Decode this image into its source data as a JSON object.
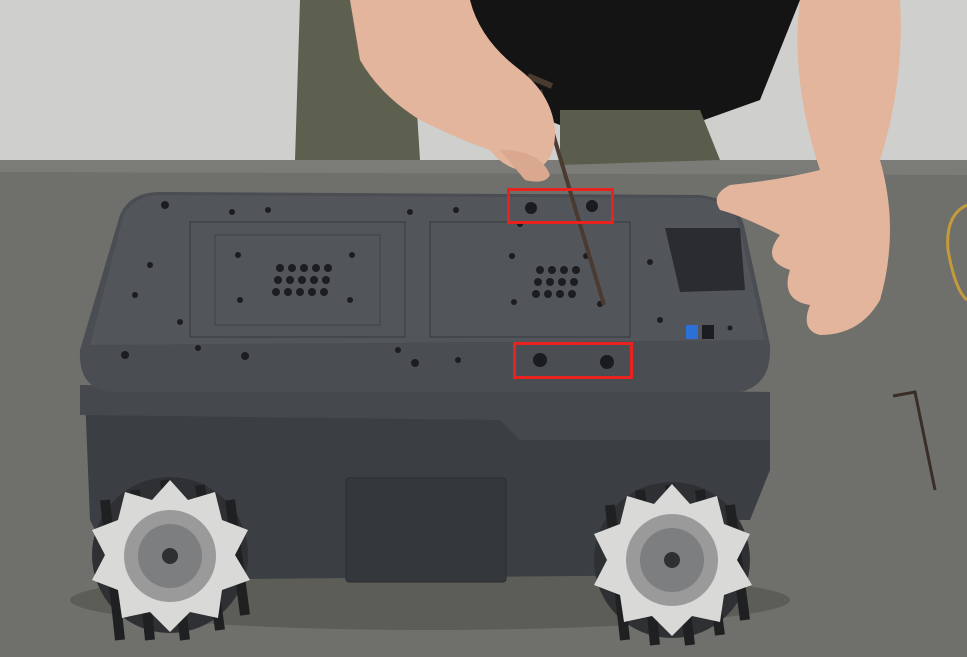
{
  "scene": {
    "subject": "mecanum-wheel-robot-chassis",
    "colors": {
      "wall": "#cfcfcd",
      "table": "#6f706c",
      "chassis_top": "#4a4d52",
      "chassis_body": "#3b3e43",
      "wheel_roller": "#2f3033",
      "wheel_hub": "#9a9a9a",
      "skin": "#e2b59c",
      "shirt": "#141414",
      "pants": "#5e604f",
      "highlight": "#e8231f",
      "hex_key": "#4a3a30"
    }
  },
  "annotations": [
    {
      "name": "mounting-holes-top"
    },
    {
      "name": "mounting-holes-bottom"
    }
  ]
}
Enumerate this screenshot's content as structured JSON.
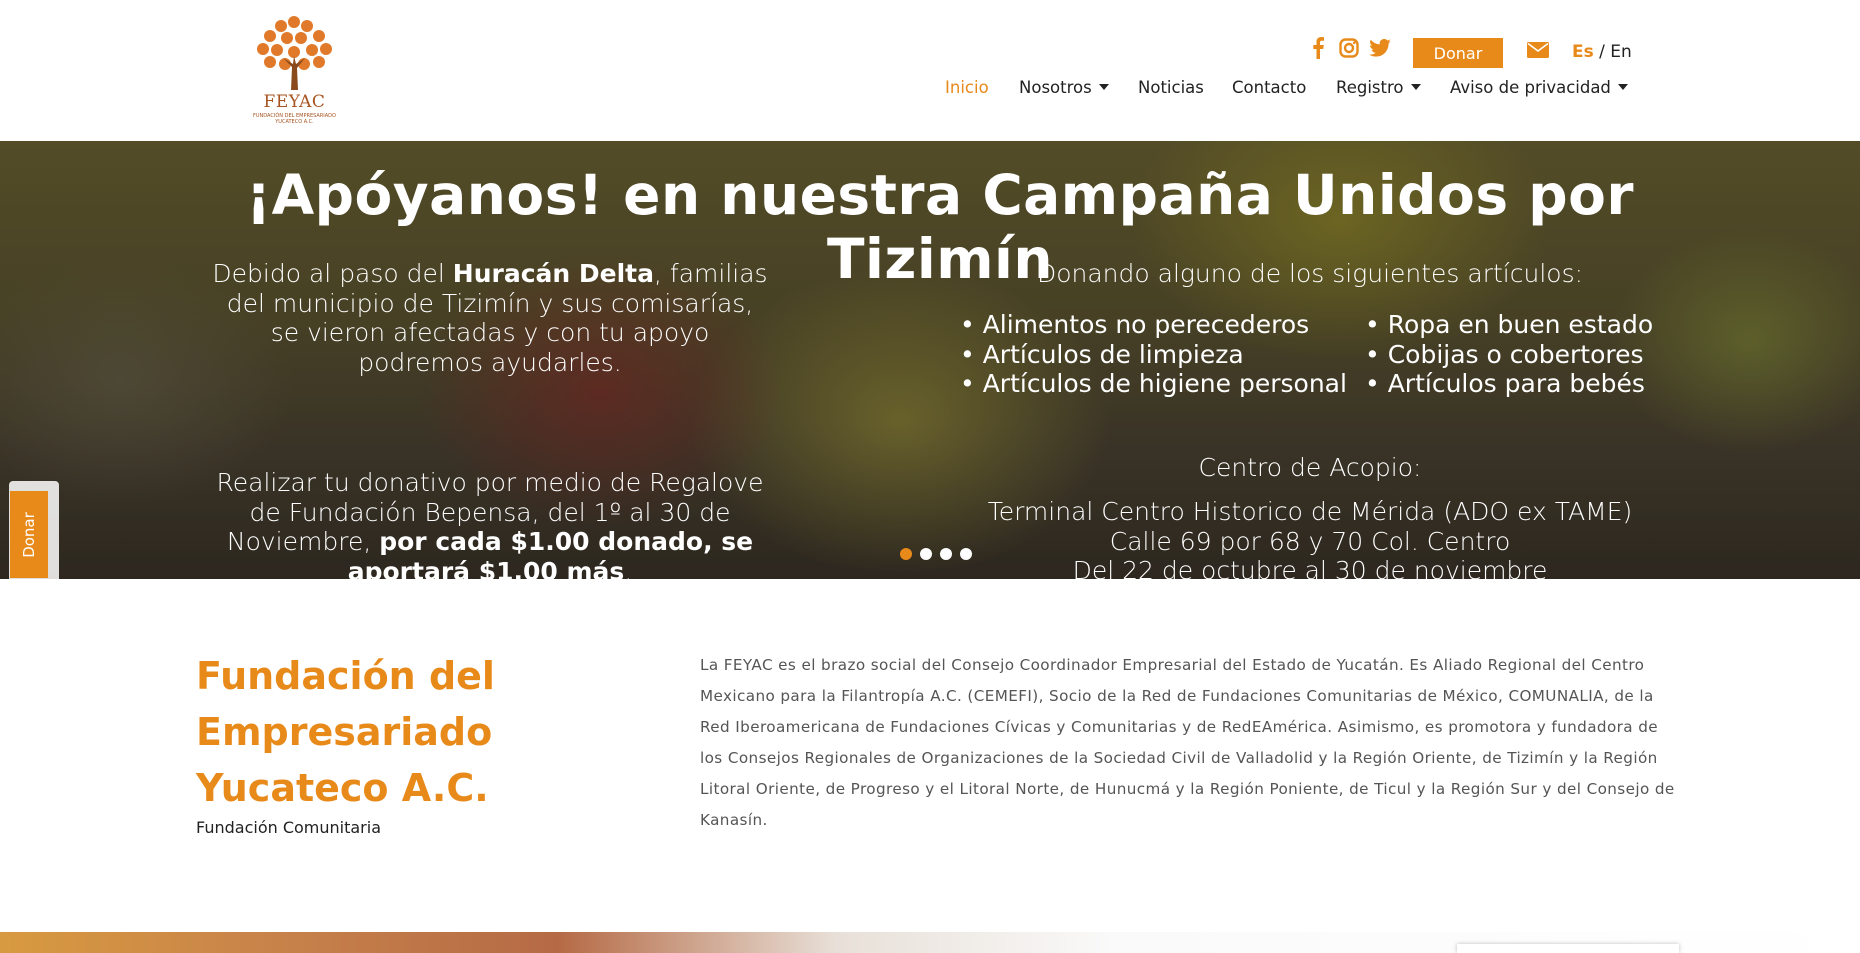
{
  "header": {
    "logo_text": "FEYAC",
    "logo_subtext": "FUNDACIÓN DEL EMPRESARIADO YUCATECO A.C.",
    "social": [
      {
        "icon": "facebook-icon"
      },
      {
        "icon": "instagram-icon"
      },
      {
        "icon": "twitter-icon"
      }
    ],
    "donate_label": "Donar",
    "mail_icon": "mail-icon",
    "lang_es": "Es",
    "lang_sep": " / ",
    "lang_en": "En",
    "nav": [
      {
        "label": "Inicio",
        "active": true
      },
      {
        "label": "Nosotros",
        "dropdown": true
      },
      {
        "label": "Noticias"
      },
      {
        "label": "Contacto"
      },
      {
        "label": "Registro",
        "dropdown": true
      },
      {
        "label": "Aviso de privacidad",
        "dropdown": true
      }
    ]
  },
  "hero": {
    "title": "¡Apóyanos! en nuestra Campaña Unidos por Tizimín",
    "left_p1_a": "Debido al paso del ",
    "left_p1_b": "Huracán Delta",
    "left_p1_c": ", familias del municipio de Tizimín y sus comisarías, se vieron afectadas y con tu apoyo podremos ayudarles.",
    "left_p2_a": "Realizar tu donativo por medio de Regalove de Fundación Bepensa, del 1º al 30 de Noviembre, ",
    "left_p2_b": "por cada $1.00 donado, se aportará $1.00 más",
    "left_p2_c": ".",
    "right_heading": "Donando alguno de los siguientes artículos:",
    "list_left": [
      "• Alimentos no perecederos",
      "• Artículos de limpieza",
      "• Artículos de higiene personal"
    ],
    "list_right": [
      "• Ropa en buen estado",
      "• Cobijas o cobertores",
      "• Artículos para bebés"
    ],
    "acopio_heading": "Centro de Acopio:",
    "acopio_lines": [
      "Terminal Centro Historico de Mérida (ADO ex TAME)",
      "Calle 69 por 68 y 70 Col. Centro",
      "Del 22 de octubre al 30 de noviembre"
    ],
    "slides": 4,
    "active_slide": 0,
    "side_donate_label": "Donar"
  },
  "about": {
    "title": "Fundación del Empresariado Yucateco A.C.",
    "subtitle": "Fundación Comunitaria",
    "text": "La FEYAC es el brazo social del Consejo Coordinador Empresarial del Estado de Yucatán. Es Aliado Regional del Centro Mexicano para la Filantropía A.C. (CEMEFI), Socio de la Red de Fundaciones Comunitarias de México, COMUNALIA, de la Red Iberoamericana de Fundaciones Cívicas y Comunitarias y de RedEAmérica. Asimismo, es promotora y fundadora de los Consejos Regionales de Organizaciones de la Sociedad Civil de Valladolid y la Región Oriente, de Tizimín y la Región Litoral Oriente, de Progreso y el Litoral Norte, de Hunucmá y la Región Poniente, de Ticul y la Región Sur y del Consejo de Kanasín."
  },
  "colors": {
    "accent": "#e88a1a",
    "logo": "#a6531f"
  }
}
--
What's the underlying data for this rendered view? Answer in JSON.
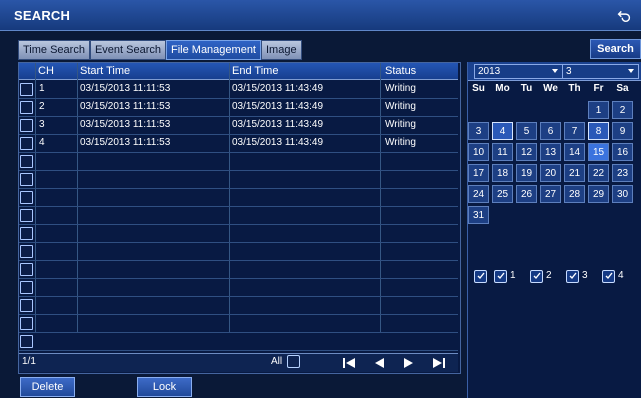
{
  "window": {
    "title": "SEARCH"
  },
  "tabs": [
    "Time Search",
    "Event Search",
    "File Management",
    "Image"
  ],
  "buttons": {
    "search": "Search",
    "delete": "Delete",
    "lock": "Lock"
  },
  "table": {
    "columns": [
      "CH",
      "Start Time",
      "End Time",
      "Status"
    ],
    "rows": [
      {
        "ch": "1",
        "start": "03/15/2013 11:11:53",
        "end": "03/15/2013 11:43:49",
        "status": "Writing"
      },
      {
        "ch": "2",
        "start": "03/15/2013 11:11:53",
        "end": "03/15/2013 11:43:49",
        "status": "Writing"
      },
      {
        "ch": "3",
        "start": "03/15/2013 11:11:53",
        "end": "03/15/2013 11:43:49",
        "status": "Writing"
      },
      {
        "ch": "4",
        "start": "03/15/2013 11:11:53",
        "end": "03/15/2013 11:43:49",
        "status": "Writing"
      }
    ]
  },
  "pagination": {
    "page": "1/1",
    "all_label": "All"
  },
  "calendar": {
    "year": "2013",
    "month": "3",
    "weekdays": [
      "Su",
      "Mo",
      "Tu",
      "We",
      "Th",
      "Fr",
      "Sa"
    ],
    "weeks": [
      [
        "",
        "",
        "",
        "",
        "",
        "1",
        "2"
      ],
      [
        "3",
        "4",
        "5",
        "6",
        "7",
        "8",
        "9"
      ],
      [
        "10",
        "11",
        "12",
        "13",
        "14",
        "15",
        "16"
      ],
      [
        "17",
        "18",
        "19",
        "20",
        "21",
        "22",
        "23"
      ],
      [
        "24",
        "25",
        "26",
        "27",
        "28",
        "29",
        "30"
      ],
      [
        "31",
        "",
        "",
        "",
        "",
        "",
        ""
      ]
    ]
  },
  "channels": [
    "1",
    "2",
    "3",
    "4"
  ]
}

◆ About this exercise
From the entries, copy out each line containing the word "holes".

◆ Exercise answer
      "name": "mounting-holes-top"
      "name": "mounting-holes-bottom"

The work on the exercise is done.